In order to balance their desire for a republic, combined with the ideals of a pure democracy, our founding fathers created a form of government called “representative democracy.” Representative democracy is defined as “a type of democracy founded on the principle of elected officials representing a group of people…” (4) It is meant to allow the populous to vote, while disallowing passions to come into the play of lawmaking. The founding fathers felt that the presence of representatives would allow cooler heads to prevail, during the legislative process. As a result, we have elections, where we vote for representatives, who subsequently vote on our behalf. Many feel that this is unfair, but it nevertheless encompasses the intent of our founding fathers.
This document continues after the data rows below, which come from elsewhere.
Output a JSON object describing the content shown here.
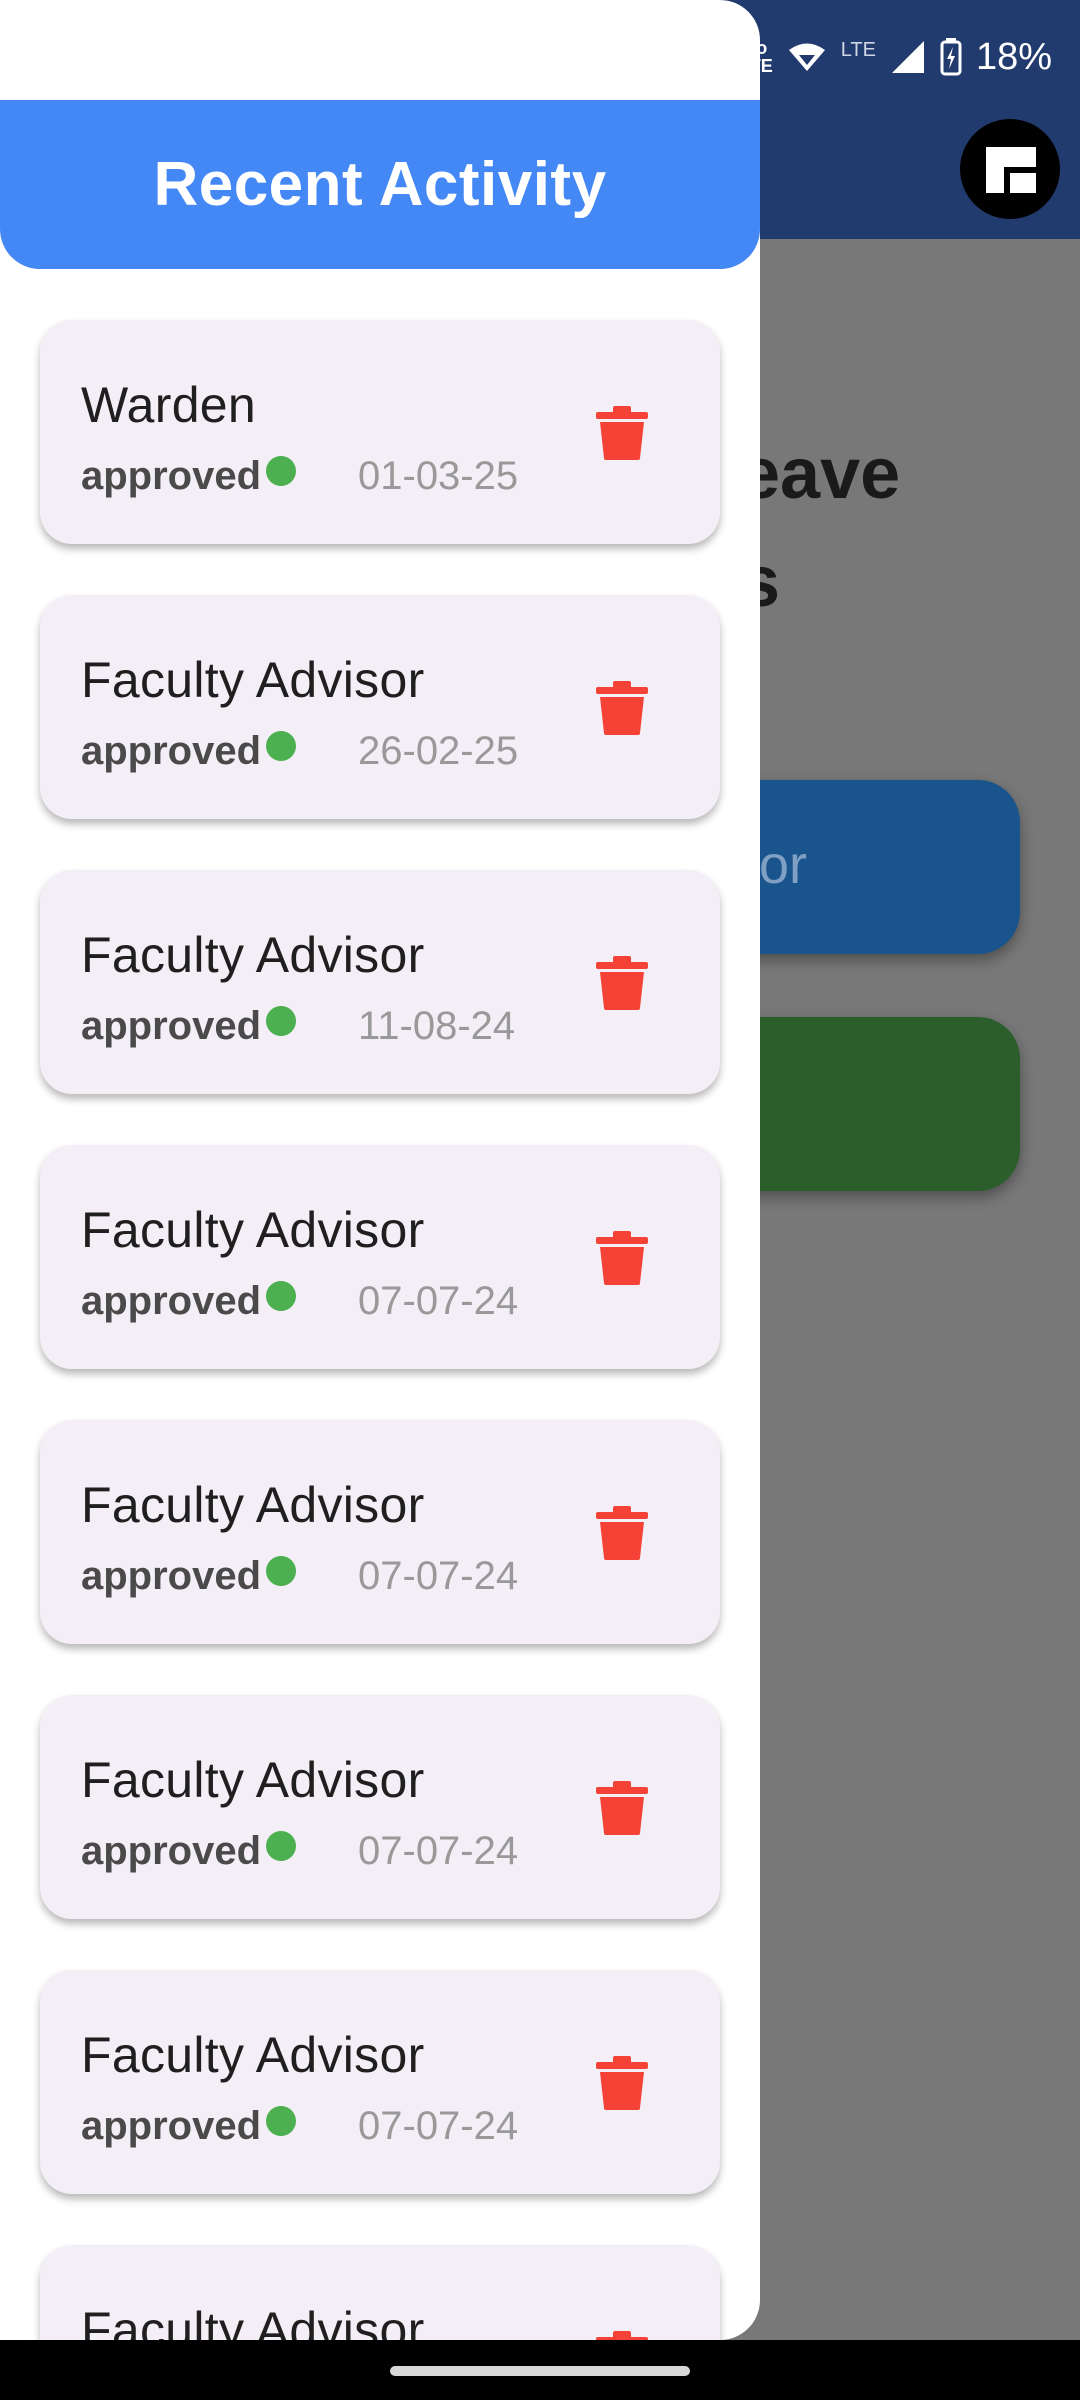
{
  "status_bar": {
    "volte_top": "Vo",
    "volte_bottom": "LTE",
    "lte": "LTE",
    "battery": "18%",
    "icons": [
      "volte-icon",
      "wifi-icon",
      "signal-icon",
      "battery-icon"
    ]
  },
  "background": {
    "title": "eave\ns",
    "button_label": "isor",
    "colors": {
      "appbar": "#223b6e",
      "button_blue": "#1a548c",
      "button_green": "#2c5e2c"
    }
  },
  "drawer": {
    "title": "Recent Activity",
    "header_color": "#4488f5",
    "items": [
      {
        "title": "Warden",
        "status": "approved",
        "date": "01-03-25"
      },
      {
        "title": "Faculty Advisor",
        "status": "approved",
        "date": "26-02-25"
      },
      {
        "title": "Faculty Advisor",
        "status": "approved",
        "date": "11-08-24"
      },
      {
        "title": "Faculty Advisor",
        "status": "approved",
        "date": "07-07-24"
      },
      {
        "title": "Faculty Advisor",
        "status": "approved",
        "date": "07-07-24"
      },
      {
        "title": "Faculty Advisor",
        "status": "approved",
        "date": "07-07-24"
      },
      {
        "title": "Faculty Advisor",
        "status": "approved",
        "date": "07-07-24"
      },
      {
        "title": "Faculty Advisor",
        "status": "",
        "date": ""
      }
    ],
    "status_color": "#4caf50",
    "delete_color": "#f44336"
  }
}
The Electoral College is an example of representative democracy at the highest levels of government. Essentially, each state, individually, votes for president. The number of representatives applied to that state, based on population, then take their results to the Electoral College. The presidential candidate who receives 270 electoral votes subsequently wins. (5)

The utilization of the Electoral College during our presidential elections combines the tenants of pure democracy on the state level, with the desire for a republic on the national level, through the safeguards of representative democracy. For example, a state may vote individually for one presidential candidate, based on the popular vote, and therefore have its collective representatives cast its electoral vote for that candidate on the national level. However, this does not necessarily mean that said candidate will take all of the states and subsequently win. In this case, the desire for a republic is balanced with the ideals of a pure democracy, through the exercise of democratic representation.

The United States is both a republic and a democracy, which is what our founding fathers intended. Essentially, in order to balance the rights of the states with the powers of the federal government, our founding fathers created what is now known as a “representative democracy.” During our presidential election, the Electoral College executes the desire for a republic on the national level, with the ideals of a pure democracy on the local level. In doing so, our founding fathers respected the will of the states, while putting into place safeguards against “mob rule.” In short, the Electoral College works, just as our founding fathers intended.